A. Roger Ekirch, historian at Virginia Tech, uncovered our segmented sleep history in his 2005 book At Days Close: A Night in Times Past. Theres very little direct scientific research on sleep done before the 20th century, so Ekirch spent years going through early literature, court records, diaries, and medical records to find out how we slumbered. He found over 500 references to first and second sleep going all the way back to Homers Odyssey. Its not just the number of referencesit is the way they refer to it as if it was common knowledge, Ekirch tells BBC.

He knew this, even in the horror with which he started from his first sleep, and threw up the window to dispel it by the presence of some object, beyond the room, which had not been, as it were, the witness of his dream. Charles Dickens, Barnaby Rudge (1840)

Heres a suggestion for dealing with depression from English ballad Old Robin of Portingale:
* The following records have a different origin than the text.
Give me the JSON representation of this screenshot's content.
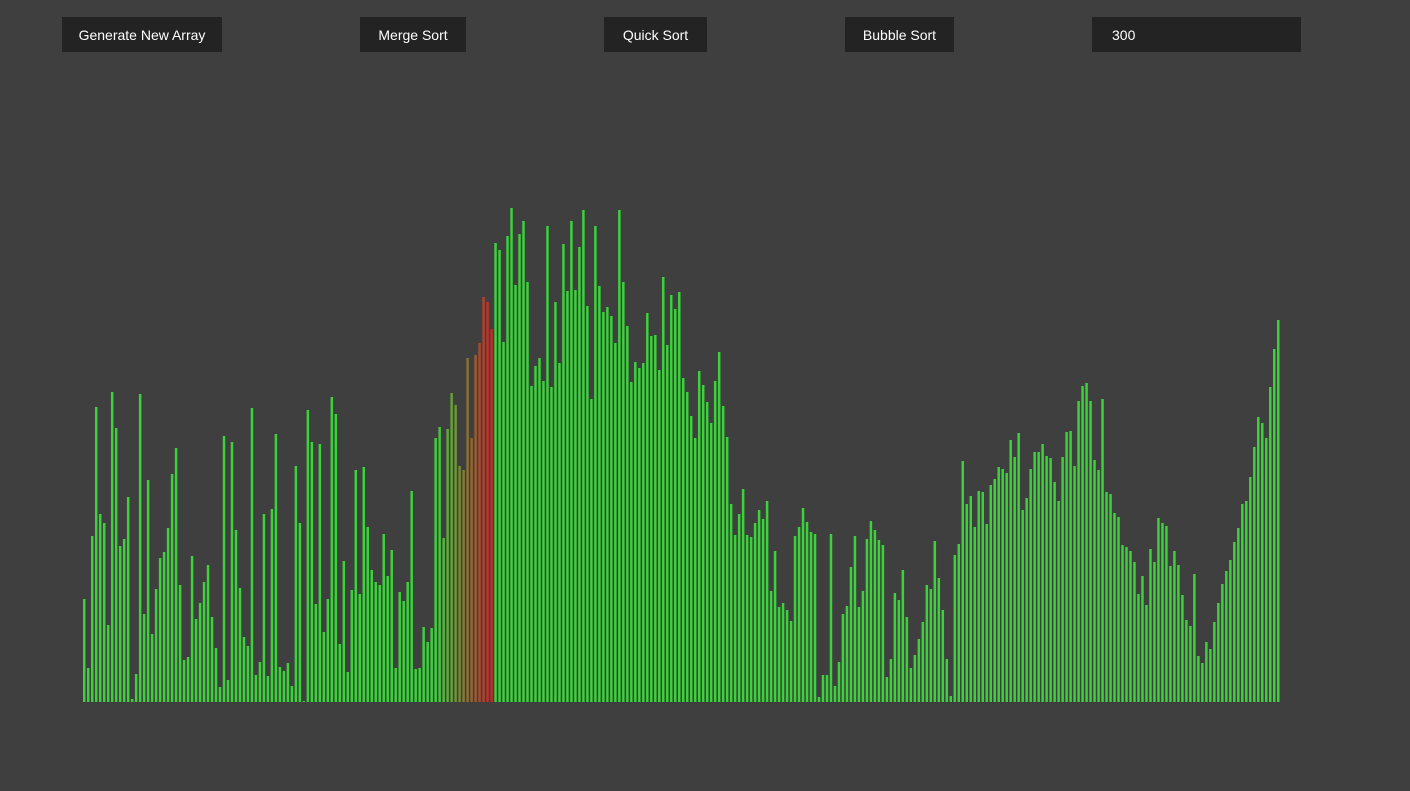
{
  "toolbar": {
    "generate_label": "Generate New Array",
    "merge_label": "Merge Sort",
    "quick_label": "Quick Sort",
    "bubble_label": "Bubble Sort",
    "size_value": "300"
  },
  "colors": {
    "background": "#3f3f3f",
    "button_bg": "#232323",
    "button_text": "#ffffff",
    "bar_default": "#3cd23c",
    "bar_active": "#c82828"
  },
  "chart_data": {
    "type": "bar",
    "bar_count": 300,
    "ylim": [
      0,
      500
    ],
    "active_range": [
      102,
      102
    ],
    "gradient_range": [
      88,
      102
    ],
    "values": [
      103,
      34,
      166,
      295,
      188,
      179,
      77,
      310,
      274,
      156,
      163,
      205,
      3,
      28,
      308,
      88,
      222,
      68,
      113,
      144,
      150,
      174,
      228,
      254,
      117,
      42,
      45,
      146,
      83,
      99,
      120,
      137,
      85,
      54,
      15,
      266,
      22,
      260,
      172,
      114,
      65,
      56,
      294,
      27,
      40,
      188,
      26,
      193,
      268,
      35,
      31,
      39,
      16,
      236,
      179,
      1,
      292,
      260,
      98,
      258,
      70,
      103,
      305,
      288,
      58,
      141,
      30,
      112,
      232,
      108,
      235,
      175,
      132,
      120,
      117,
      168,
      126,
      152,
      34,
      110,
      101,
      120,
      211,
      33,
      34,
      75,
      60,
      74,
      264,
      275,
      164,
      273,
      309,
      297,
      236,
      232,
      344,
      264,
      347,
      359,
      405,
      400,
      373,
      459,
      452,
      360,
      466,
      494,
      417,
      468,
      481,
      420,
      316,
      336,
      344,
      321,
      476,
      315,
      400,
      339,
      458,
      411,
      481,
      412,
      455,
      492,
      396,
      303,
      476,
      416,
      390,
      395,
      386,
      359,
      492,
      420,
      376,
      320,
      340,
      334,
      339,
      389,
      366,
      367,
      332,
      425,
      357,
      407,
      393,
      410,
      324,
      310,
      286,
      264,
      331,
      317,
      300,
      279,
      321,
      350,
      296,
      265,
      198,
      167,
      188,
      213,
      167,
      165,
      179,
      192,
      183,
      201,
      111,
      151,
      95,
      99,
      92,
      81,
      166,
      175,
      194,
      180,
      170,
      168,
      5,
      27,
      27,
      168,
      16,
      40,
      88,
      96,
      135,
      166,
      95,
      111,
      163,
      181,
      172,
      162,
      157,
      25,
      43,
      109,
      102,
      132,
      85,
      34,
      47,
      63,
      80,
      117,
      113,
      161,
      124,
      92,
      43,
      6,
      147,
      158,
      241,
      198,
      206,
      175,
      211,
      210,
      178,
      217,
      223,
      235,
      233,
      229,
      262,
      245,
      269,
      192,
      204,
      233,
      250,
      250,
      258,
      246,
      244,
      220,
      201,
      245,
      270,
      271,
      236,
      301,
      316,
      319,
      301,
      242,
      232,
      303,
      210,
      208,
      189,
      185,
      157,
      155,
      151,
      140,
      108,
      126,
      97,
      153,
      140,
      184,
      179,
      176,
      136,
      151,
      137,
      107,
      82,
      76,
      128,
      46,
      39,
      60,
      53,
      80,
      99,
      118,
      131,
      142,
      160,
      174,
      198,
      201,
      225,
      255,
      285,
      279,
      264,
      315,
      353,
      382
    ]
  }
}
And at the wakening of your first sleepe/You shall have a hott drinke made/And at the wakening of your next sleepe/Your sorrowes will have a slake.

Two-part sleep was practiced into the 20th century by people in Central America and Brazil and is still practiced in areas of Nigeria.

night street
(Photo: Alex Berger)

Night split in half